All winter long I’ve been tempted to take the time to watch the replay of game five of the 1984 National League Championship Series between the Cubs and Padres. Why? I mean, I know how it ends, and it’s ugly and painful. But I was 11 years old when it happened, and I’ve never seen it since, so I don’t feel like I remember any of it really. I know the famous stuff that happens, but I kind of want to re-live it. What doesn’t kill you makes you stronger, right? Isn’t that what Kelly Clarkson sings while she’s eating pancakes by the table full?
So I paid my $2.99 for the offseason monthly fee to watch whatever you want on mlb.tv and fired up the game from October 7, 1984. Cubs at Padres. Rick Sutcliffe versus Eric Show Part Deux, broadcast on ABC, the afternoon that Walter Payton broke Jim Brown’s career rushing record.
The open has Earl Weaver, Don Drysdale and Reggie Jackson in awful royal blue blazers all talking about how awful it would be to gag away a 2-0 series lead. Weaver actually admits he’s blown a 3-1 lead in a series before.
Then they send it to the field where Tim McCarver and Steve Garvey are taking about how Garvey went 4-5 in game four and hit a game winning homer off of Lee Smith. It was 29 years ago, and I’m pretty sure that listening to Garvey now, that I’m going to kill myself.

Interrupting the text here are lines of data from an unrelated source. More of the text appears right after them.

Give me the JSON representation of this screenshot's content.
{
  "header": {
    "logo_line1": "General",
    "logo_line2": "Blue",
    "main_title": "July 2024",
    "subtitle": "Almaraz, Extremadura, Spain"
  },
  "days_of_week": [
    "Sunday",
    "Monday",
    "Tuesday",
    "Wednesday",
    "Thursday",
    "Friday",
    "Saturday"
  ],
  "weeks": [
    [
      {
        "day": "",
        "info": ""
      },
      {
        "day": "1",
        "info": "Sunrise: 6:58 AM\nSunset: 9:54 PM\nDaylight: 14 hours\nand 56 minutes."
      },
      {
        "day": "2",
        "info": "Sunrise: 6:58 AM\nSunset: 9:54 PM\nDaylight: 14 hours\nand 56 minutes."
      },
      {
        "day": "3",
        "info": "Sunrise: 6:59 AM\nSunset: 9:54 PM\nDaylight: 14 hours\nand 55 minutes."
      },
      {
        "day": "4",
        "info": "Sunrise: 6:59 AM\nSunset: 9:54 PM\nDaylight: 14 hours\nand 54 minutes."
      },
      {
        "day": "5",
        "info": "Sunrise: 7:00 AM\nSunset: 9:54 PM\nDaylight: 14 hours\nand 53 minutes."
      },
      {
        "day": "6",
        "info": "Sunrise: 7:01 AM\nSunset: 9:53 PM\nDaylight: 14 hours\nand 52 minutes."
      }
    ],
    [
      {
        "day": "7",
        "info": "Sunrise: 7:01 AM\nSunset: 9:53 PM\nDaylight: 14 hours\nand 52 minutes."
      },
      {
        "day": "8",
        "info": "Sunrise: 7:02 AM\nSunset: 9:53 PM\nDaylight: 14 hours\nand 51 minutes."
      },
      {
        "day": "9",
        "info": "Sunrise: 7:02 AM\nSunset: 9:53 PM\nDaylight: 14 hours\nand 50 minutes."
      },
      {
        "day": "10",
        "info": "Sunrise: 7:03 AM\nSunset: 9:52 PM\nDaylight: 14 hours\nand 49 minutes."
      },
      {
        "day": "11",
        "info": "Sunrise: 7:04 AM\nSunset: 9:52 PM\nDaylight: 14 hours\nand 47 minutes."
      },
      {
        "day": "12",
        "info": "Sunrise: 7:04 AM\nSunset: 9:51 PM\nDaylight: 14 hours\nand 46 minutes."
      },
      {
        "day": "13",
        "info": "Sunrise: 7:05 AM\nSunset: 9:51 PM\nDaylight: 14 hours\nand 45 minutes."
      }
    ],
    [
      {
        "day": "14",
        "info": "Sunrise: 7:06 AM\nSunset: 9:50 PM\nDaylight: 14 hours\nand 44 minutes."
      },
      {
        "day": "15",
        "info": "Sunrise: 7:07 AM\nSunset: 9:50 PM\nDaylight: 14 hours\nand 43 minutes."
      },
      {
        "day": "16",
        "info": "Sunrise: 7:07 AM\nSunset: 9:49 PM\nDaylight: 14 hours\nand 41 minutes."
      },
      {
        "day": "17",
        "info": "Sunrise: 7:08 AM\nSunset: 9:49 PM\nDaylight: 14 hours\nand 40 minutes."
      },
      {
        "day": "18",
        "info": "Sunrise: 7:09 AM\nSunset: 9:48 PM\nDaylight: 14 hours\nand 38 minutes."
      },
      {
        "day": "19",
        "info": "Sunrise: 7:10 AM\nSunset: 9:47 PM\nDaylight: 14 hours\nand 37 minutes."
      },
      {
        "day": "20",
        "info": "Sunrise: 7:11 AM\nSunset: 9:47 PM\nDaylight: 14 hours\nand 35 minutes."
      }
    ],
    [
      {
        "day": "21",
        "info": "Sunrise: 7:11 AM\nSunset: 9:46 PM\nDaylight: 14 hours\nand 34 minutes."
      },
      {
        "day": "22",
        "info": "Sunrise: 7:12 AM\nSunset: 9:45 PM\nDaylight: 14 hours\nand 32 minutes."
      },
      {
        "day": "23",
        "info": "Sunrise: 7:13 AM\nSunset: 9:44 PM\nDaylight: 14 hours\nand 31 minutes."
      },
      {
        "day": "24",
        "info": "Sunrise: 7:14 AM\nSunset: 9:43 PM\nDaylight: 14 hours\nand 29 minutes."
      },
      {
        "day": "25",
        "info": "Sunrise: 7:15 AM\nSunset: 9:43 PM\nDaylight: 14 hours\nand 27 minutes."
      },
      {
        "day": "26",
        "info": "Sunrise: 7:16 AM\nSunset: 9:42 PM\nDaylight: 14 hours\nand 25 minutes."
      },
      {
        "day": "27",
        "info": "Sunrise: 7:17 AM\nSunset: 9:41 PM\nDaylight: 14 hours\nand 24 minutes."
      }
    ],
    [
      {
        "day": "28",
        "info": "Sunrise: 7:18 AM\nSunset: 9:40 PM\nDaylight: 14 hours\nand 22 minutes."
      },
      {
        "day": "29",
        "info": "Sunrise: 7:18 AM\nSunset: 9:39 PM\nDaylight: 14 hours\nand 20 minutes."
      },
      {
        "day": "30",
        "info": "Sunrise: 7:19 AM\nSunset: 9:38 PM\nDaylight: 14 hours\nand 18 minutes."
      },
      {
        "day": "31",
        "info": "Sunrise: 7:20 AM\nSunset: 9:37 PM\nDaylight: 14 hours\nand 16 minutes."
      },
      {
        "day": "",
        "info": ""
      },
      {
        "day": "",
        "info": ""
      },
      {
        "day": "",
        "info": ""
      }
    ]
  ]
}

Garvey says it was a special moment for his “special wife” and “special daughters.” As we now know, Steve could have been referring to dozens of people around southern California.
Last time on Mild Retardation Theater, Phil waxed poetic about…Curtis Granderson…again (I know, right?), how Kenny Williams assraped Brad Eldred’s budding career four years ago and how Marlon Byrd’s mere presence had righted whatever was wronging the Red Sox. Let’s see what the brilliant baseball brain has for us this week: